Author (Your Name)

Jonathan Allen, Colby College

Date of Award

2003

Document Type

Honors Thesis (Open Access)

Department

Colby College. Geology Dept.

Advisor(s)

Robert A. Gastaldo

Abstract

The Trout Valley Formation of Emsian-Eifelian age, outcropped in Baxter State Park, Maine, consists offluvial and coastal deposits preserving early land plants. Massive, crudely bedded conglomerate represents deposits of proximal braided channels on an alluvial fan complex. Lithic sandstone bodies in channel-form geometries represent deposits of river channels draining the Acadian highlands whereas associated siltstones represent overbank deposits, intertidal flats, and tidal channels.
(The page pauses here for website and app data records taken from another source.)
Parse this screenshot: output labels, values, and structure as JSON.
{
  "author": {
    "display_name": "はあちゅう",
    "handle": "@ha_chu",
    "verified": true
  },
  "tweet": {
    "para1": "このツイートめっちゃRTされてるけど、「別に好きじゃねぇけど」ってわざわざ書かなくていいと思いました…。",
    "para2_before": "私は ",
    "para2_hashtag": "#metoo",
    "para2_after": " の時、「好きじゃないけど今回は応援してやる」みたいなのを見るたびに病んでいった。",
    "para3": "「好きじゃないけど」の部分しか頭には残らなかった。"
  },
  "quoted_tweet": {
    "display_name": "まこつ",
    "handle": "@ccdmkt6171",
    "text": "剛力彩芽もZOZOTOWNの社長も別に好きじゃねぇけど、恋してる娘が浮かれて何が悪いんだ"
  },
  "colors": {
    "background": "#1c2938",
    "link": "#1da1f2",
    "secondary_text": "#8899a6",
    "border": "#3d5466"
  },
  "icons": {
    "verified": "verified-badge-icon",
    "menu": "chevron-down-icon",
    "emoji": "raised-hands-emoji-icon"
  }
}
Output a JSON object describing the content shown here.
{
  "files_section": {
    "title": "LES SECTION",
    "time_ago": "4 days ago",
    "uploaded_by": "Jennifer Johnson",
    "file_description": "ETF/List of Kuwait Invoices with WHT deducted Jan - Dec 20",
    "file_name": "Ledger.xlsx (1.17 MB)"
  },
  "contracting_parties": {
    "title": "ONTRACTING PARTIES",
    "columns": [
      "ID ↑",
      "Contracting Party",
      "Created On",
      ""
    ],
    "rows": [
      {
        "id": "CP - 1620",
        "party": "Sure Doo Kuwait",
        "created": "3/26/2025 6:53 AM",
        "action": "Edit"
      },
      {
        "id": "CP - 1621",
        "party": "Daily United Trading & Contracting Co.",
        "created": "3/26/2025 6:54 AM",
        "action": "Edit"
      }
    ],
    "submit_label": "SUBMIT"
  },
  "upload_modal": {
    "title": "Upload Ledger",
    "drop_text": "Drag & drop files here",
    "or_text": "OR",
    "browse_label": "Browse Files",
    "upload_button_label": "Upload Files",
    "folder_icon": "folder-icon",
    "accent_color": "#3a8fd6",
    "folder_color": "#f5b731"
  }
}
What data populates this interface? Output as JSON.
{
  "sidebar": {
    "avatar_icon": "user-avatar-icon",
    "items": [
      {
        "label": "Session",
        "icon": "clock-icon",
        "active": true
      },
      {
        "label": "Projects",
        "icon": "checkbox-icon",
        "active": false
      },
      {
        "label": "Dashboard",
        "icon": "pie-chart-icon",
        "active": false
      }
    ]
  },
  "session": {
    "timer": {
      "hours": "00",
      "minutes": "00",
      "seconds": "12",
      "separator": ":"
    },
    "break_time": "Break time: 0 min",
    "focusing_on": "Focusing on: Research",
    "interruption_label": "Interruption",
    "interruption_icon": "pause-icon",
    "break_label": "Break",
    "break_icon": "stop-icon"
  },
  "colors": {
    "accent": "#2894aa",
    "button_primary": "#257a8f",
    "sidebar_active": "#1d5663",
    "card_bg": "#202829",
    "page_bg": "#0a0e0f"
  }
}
Localized lenticular quartz arenites represent nearshore shelf bar deposits that were storm influenced. The majority of plant assemblages preserved mainly in siltstone lithologies are allochthonous and parautochthonous, with only one autochthonous assemblage identified in the sequence. Plant remains are found in both fluvial and estuarine environments with trimerophytes (Psilophytons and Pertica quadrifaria), rhyniophytes (Taeniocrada) and lycopods (Drepanophycus and Kaulangiophyton) as the most common plants in estuarine environments near tidal channels. However, they are found also in fluvial settings. The presence of tidal influence in deposits where parautochthonous and autochthonous assemblages are preserved suggests that these plants may have been tolerant of brackish conditions. However, the effects of this physical parameter on the growth and colonization of plants in the Middle Devonian is unknown.

Keywords

Taphonomy, Paleoecology, Paleontology, Sedimentology